Today’s lesson is mainly for the people who want to use the Talia source code, but it could be useful for many git users, so I’m putting it here. In our code we use git submodules a lot; they are a bit like the good old svn externals but have different quirks that are not that easy to understand. And of course neither the official documentation nor the tutorial explain it in more detail. (I’ll assume that you’re already familiar with the general concept):
Adding another git repository as a submodule couldn’t be more easy:
git submodule add <other_repo> <local_path>
This will clone the “other_repo” and put it at the given path. The first thing to note is, that this is a completely independent repository. It will not be pushed, pulled or commited automatically when the “parent” repository is modified.
Unlike a svn external, the submodule is a “pointer” to a specific revision instead of a URL. This means that, even if development on the submodule repository continues, your project will always use the exact same version of that module until you change that version.

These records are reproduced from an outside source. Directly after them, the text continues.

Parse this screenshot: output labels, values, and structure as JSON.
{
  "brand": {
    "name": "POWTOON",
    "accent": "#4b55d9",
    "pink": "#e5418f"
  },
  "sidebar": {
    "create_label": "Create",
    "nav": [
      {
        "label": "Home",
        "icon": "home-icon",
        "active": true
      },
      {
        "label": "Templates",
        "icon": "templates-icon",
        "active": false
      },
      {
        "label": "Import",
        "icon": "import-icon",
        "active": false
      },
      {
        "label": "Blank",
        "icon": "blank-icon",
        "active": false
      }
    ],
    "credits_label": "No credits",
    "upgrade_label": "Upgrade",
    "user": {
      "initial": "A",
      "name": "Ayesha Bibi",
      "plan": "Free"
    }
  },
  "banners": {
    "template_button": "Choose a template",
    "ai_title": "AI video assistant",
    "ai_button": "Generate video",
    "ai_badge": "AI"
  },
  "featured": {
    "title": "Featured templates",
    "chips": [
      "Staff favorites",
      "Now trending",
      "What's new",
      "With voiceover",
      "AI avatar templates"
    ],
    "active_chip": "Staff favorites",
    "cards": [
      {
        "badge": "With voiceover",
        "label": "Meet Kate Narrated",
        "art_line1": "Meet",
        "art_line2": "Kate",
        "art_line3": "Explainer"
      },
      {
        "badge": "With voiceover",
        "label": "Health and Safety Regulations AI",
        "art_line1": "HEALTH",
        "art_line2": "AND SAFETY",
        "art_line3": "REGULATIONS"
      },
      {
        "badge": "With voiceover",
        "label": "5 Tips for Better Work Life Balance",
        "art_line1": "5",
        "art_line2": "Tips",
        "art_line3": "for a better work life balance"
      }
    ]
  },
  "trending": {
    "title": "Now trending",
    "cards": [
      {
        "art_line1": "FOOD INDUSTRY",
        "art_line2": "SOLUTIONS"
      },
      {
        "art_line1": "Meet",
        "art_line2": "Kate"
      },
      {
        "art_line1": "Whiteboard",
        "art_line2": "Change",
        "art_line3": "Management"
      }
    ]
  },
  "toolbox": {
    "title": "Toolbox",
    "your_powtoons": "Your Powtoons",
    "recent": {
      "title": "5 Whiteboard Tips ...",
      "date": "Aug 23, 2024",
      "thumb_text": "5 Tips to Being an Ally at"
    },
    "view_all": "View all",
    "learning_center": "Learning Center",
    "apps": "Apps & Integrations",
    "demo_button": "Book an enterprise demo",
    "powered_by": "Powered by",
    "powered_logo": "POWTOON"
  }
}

But how does it work?
When creating the submodule, git creates two new things: A file called “.gitmodules” and a “fake” entry in the repository, which represents the submodule in the file system. Just think of that as a symbolic link to a specific revision.
When someone clones the project, they will get the “.gitmodules” file and will have to do the following drill:

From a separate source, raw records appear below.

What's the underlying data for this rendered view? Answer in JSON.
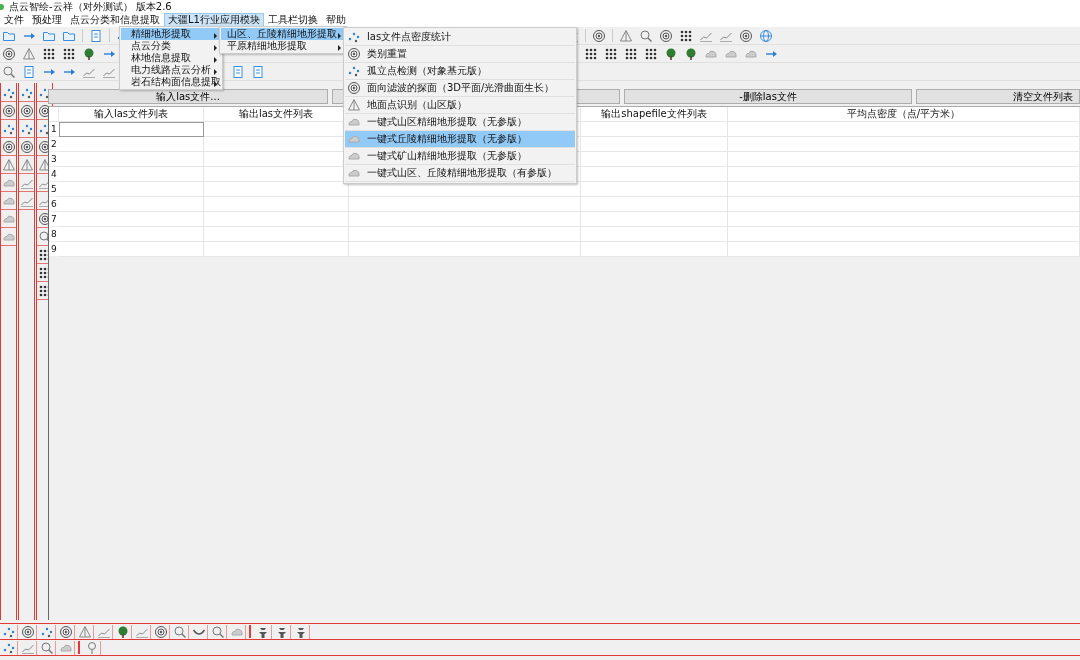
{
  "window": {
    "title": "点云智绘-云祥（对外测试） 版本2.6"
  },
  "menu_bar": [
    {
      "label": "文件",
      "selected": false
    },
    {
      "label": "预处理",
      "selected": false
    },
    {
      "label": "点云分类和信息提取",
      "selected": false
    },
    {
      "label": "大疆L1行业应用模块",
      "selected": true
    },
    {
      "label": "工具栏切换",
      "selected": false
    },
    {
      "label": "帮助",
      "selected": false
    }
  ],
  "action_buttons": [
    {
      "label": "输入las文件..."
    },
    {
      "label": "-删除las文件"
    },
    {
      "label": "清空文件列表"
    }
  ],
  "table": {
    "columns": [
      {
        "kind": "text",
        "label": "输入las文件列表"
      },
      {
        "kind": "text",
        "label": "输出las文件列表"
      },
      {
        "kind": "blank"
      },
      {
        "kind": "text",
        "label": "输出shapefile文件列表"
      },
      {
        "kind": "text",
        "label": "平均点密度（点/平方米）"
      }
    ],
    "rows": [
      {
        "number": "1",
        "editing": true
      },
      {
        "number": "2",
        "editing": false
      },
      {
        "number": "3",
        "editing": false
      },
      {
        "number": "4",
        "editing": false
      },
      {
        "number": "5",
        "editing": false
      },
      {
        "number": "6",
        "editing": false
      },
      {
        "number": "7",
        "editing": false
      },
      {
        "number": "8",
        "editing": false
      },
      {
        "number": "9",
        "editing": false
      }
    ]
  },
  "menus": [
    {
      "items": [
        {
          "label": "精细地形提取",
          "selected": true
        },
        {
          "label": "点云分类",
          "selected": false
        },
        {
          "label": "林地信息提取",
          "selected": false
        },
        {
          "label": "电力线路点云分析",
          "selected": false
        },
        {
          "label": "岩石结构面信息提取",
          "selected": false
        }
      ]
    },
    {
      "items": [
        {
          "label": "山区、丘陵精细地形提取",
          "selected": true
        },
        {
          "label": "平原精细地形提取",
          "selected": false
        }
      ]
    },
    {
      "items": [
        {
          "label": "las文件点密度统计",
          "selected": false
        },
        {
          "label": "类别重置",
          "selected": false
        },
        {
          "label": "孤立点检测（对象基元版）",
          "selected": false
        },
        {
          "label": "面向滤波的探面（3D平面/光滑曲面生长）",
          "selected": false
        },
        {
          "label": "地面点识别（山区版）",
          "selected": false
        },
        {
          "label": "一键式山区精细地形提取（无参版）",
          "selected": false
        },
        {
          "label": "一键式丘陵精细地形提取（无参版）",
          "selected": true
        },
        {
          "label": "一键式矿山精细地形提取（无参版）",
          "selected": false
        },
        {
          "label": "一键式山区、丘陵精细地形提取（有参版）",
          "selected": false
        }
      ]
    }
  ]
}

git submodule init git submodule update
First catch: The “init” command will read the “.gitmodules” file and simply add it’s content to .git/config”. That’s right, it will copy the configuration, and the “.gitmodules” file will not be used any more. Changes to the “.gitmodules” file will have no effect after you called “init”. The only way to re-update your configuration is:

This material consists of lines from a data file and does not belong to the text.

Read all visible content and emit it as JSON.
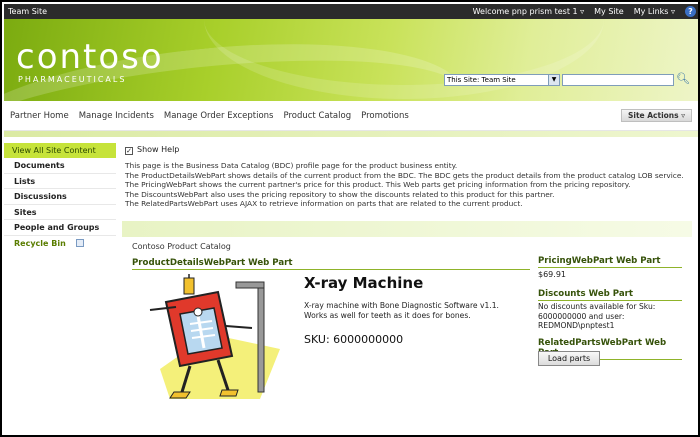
{
  "topbar": {
    "site_name": "Team Site",
    "welcome": "Welcome pnp prism test 1",
    "my_site": "My Site",
    "my_links": "My Links",
    "help_glyph": "?"
  },
  "banner": {
    "logo": "contoso",
    "logo_sub": "PHARMACEUTICALS",
    "search_scope": "This Site: Team Site"
  },
  "nav": {
    "items": [
      "Partner Home",
      "Manage Incidents",
      "Manage Order Exceptions",
      "Product Catalog",
      "Promotions"
    ],
    "site_actions": "Site Actions"
  },
  "sidebar": {
    "view_all": "View All Site Content",
    "items": [
      "Documents",
      "Lists",
      "Discussions",
      "Sites",
      "People and Groups"
    ],
    "recycle_bin": "Recycle Bin"
  },
  "main": {
    "show_help": "Show Help",
    "help_lines": [
      "This page is the Business Data Catalog (BDC) profile page for the product business entity.",
      "The ProductDetailsWebPart shows details of the current product from the BDC. The BDC gets the product details from the product catalog LOB service.",
      "The PricingWebPart shows the current partner's price for this product. This Web parts get pricing information from the pricing repository.",
      "The DiscountsWebPart also uses the pricing repository to show the discounts related to this product for this partner.",
      "The RelatedPartsWebPart uses AJAX to retrieve information on parts that are related to the current product."
    ],
    "catalog_title": "Contoso Product Catalog",
    "product_webpart_title": "ProductDetailsWebPart Web Part",
    "product_name": "X-ray Machine",
    "product_desc": "X-ray machine with Bone Diagnostic Software v1.1. Works as well for teeth as it does for bones.",
    "product_sku": "SKU: 6000000000",
    "pricing_title": "PricingWebPart Web Part",
    "price": "$69.91",
    "discounts_title": "Discounts Web Part",
    "discounts_text": "No discounts available for Sku: 6000000000 and user: REDMOND\\pnptest1",
    "related_title": "RelatedPartsWebPart Web Part",
    "load_parts": "Load parts"
  },
  "colors": {
    "accent_green": "#c6e33a",
    "title_green": "#36520a"
  }
}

git submodule sync
Second catch: The submodule is a full-blown git repository. Its contents are completely invisible to the parent repository, but the parent repository tracks the “pointer” to a specific version. When you do a “submodule update”, the system will always fetch that particular version.
But if you modifications to the submodule, by checking out another version/branch (or something like that) and then commit the parent repository, you will modify the “pointer” in the parent directory (assume the submodule is in ./submodule):
git submodule init git submodule update # -> ./submodule now points to revision ABCE cd submodule git checkout XYZ # or hack, push, whathever ;-) cd .. git commit # -> ./submodule now to points to revision XYZ # Once you push, all other users will get XYZ when they # do a "git submodule update"
Third catch: Updating submodules is not automatic. When you do a pull or merge, the “pointer” might be updated – but the submodule repository is not.
# submodule is currently at ABCE git fetch # submodule now points to XYZ, but the repository is unchanged: cd submodule git status > ... repository is at ABCE cd .. git submodule update # submodule repository is updated to XYZ
(Disclaimer: I compiled this to the best of my knowledge, but I didn’t have time to verify that it works as I promised…)